Error 11 'new OrchestrationInstanceHelper': a new expression requires () after type C:\Projects\AndrewGenerics\AndrewGenerics.BizTalk\TestOrchestration.odx 67 23
Error 12 expected 'identifier' C:\Projects\AndrewGenerics\AndrewGenerics.BizTalk\TestOrchestration.odx 67 82
Error 13 unexpected token: '(' C:\Projects\AndrewGenerics\AndrewGenerics.BizTalk\TestOrchestration.odx 67 82
Error 14 illegal statement '1' C:\Projects\AndrewGenerics\AndrewGenerics.BizTalk\TestOrchestration.odx 67 81

All those errors are because of a couple of things, but mainly because when you add a variable to an orchestration, or add code in an expression shape, the designer writes some C# code for you and then compiles it. Because the way that the designer handles generics is incorrect the C# doesn't compile and you get the build errors.

Again though, if you created a class that inherited from the above class and assigned the generic type you'd be OK:

public class MyClassInstanceHelper : OrchestrationInstanceHelper<MyClass> {}

Passing parameters to methods

OK. Let's now create a helper component that we will call from an orchestration. [Disclaimer: The code below if for illustration purposes only!]

namespace
AndrewGenerics.Components

{
public static class OrchestrationHelper
{

// Note that this uses the collection type
public static void UpdateItemsInCollection(MyClassCollection collection)
{
// Some code in here
}

// Note that this uses the generic type
public static void UpdateItemsInCollection2(IEnumerable<MyClass> collection)
{
// Some code in here }
}
}

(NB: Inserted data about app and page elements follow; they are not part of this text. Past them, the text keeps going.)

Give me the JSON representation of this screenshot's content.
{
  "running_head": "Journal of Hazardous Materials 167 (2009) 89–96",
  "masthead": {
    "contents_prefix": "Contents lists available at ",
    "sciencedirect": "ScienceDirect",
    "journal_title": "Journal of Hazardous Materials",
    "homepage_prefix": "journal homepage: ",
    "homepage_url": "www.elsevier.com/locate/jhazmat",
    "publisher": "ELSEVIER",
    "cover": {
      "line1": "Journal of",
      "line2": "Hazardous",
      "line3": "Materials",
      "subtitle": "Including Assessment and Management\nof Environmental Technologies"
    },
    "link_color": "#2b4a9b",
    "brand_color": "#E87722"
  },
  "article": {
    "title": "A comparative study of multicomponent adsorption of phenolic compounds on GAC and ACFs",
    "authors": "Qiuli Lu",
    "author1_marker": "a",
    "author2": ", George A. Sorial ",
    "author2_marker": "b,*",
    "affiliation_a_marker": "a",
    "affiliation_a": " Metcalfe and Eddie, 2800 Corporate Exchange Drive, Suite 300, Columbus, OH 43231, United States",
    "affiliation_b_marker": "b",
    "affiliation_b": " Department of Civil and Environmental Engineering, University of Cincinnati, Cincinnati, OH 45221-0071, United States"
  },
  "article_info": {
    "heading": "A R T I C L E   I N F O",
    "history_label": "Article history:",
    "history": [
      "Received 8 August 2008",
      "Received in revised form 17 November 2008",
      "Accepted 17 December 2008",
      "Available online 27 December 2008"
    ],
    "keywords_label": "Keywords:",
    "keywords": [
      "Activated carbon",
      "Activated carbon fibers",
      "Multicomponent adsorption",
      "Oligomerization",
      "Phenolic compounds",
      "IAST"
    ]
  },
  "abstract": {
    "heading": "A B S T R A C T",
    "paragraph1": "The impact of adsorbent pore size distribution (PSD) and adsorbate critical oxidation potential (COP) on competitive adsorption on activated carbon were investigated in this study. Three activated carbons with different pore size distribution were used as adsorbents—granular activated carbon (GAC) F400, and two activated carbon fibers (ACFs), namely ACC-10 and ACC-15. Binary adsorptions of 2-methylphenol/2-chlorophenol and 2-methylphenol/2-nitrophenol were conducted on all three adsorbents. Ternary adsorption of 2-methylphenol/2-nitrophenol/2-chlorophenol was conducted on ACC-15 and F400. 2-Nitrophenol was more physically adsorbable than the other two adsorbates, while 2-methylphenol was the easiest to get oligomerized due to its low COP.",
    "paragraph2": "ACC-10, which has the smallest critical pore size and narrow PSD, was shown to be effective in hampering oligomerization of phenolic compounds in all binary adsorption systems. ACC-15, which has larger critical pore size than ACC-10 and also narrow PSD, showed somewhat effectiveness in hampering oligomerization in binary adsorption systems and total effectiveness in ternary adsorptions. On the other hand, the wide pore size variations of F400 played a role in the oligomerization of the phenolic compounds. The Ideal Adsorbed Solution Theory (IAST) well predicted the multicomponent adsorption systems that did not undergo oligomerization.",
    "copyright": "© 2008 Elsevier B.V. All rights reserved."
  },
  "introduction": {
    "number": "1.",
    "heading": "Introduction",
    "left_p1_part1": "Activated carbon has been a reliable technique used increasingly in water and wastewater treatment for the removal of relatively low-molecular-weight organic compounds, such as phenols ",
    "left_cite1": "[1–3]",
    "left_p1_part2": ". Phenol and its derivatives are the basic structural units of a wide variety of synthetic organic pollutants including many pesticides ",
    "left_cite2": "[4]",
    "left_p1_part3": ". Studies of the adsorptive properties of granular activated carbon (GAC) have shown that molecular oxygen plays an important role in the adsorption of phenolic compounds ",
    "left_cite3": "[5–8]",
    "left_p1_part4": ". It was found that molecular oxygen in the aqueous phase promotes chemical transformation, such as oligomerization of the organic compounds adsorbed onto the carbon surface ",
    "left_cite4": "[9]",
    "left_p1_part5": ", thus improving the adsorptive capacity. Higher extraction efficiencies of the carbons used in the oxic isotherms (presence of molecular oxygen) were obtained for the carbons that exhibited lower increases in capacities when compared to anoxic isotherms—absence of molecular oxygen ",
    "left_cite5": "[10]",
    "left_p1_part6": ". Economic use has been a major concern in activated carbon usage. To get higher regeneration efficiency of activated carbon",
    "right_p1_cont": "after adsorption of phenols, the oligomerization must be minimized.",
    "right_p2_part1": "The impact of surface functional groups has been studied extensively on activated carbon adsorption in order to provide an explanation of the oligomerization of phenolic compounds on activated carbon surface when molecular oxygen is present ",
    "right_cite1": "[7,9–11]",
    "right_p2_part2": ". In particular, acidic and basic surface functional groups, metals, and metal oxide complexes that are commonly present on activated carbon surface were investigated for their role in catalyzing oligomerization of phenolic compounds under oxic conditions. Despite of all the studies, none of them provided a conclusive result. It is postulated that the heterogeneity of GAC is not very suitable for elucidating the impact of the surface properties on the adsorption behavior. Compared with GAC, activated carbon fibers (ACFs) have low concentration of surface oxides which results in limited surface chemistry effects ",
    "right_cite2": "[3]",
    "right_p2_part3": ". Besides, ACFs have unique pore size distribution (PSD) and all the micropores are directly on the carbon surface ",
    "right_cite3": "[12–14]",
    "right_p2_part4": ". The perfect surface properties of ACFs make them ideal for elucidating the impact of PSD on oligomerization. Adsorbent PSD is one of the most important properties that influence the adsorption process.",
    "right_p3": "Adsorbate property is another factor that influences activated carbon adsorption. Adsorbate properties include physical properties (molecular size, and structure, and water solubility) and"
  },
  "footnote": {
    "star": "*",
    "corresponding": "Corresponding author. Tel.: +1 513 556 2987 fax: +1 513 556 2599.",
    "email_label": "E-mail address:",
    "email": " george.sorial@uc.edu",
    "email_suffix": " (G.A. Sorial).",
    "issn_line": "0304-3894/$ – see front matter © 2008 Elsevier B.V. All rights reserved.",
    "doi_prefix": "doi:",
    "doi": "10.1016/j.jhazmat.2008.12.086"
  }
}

The first of these calls uses the inherited type and so will go through no problem:

AndrewGenerics.Components.OrchestrationHelper.UpdateItemsInCollection(myCollection);

But even if we use the second of the method calls with the IEnumerable<MyClass> parameter, that still works OK:

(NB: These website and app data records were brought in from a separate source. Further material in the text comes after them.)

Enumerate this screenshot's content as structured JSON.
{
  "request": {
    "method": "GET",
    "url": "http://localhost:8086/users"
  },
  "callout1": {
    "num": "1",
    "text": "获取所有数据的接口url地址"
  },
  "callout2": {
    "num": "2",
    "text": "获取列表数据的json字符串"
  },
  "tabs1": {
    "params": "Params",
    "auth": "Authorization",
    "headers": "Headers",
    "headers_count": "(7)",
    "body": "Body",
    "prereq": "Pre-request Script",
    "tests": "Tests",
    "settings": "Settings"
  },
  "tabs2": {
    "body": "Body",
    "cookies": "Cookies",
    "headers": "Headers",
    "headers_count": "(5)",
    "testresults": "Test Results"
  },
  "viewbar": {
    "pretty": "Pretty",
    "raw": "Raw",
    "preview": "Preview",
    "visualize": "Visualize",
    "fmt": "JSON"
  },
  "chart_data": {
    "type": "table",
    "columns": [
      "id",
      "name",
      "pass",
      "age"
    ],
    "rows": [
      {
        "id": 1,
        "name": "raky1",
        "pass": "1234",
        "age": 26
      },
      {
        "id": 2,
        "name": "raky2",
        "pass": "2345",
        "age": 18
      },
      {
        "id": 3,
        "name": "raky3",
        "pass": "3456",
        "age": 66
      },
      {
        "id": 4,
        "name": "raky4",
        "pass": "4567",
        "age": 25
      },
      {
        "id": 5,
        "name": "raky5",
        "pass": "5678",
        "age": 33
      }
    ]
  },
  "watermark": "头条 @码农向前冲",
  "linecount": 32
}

AndrewGenerics.Components.OrchestrationHelper.UpdateItemsInCollection2(myCollection);

Therefore, even though the method in a helper component has a generic type in the code, when the class is compiled the generic type gets "baked" into the interface and so the variable assignment works.

Assigning output from methods to variables

Now let's add another method onto the helper class that we can use to receive a collection of objects, but again through a generic type.

public static IEnumerable<MyClass> GetCollection()
{
Collection<MyClass> coll = new Collection<MyClass>();

coll.Add(
new MyClass());

return coll;
}

In order to call this I might use a line of code like this in an expression shape:

myCollection = (AndrewGenerics.Components.MyClassCollection)AndrewGenerics.Components.OrchestrationHelper.GetCollection();

Again, this is handled OK by the BizTalk compiler when we are assigning to our collection and the we are casting the type of the result. For the same reasons as above, we can't create a variable of IEnumerable<MyClass;> so we can't receive the output of this method without casting it, but we can at least handle it. Obviously, if at runtime we were presented with a different object that conformed to IEnumerable<MyClass;> (such as an array) we would get a runtime error because of an invalid cast.

However, we have been able to declare a method that uses a generic type, and for the same reason we can use it, i.e. when the helper component is compiled the method signature becomes fixed and the orchestration compiler can handle the output.

Conclusions

Here are some key points from this blog post:

  1. You cannot declare generic type in an orchestration because you can only select types in the type picker. If you select a generic interface that does not have the type assigned you get some crazy errors.
  2. In order to use a generic type you can create a class that implements the generic type. This will then be usable by BizTalk.
  3. When a helper component uses generic types in the interface the types get baked into the interface and can be used by BizTalk.

1 comment:

Benjy said...

Nice one Andrew. A little "pattlet" for using Generics with orchestrations. Also nice that the project has got you blogging again.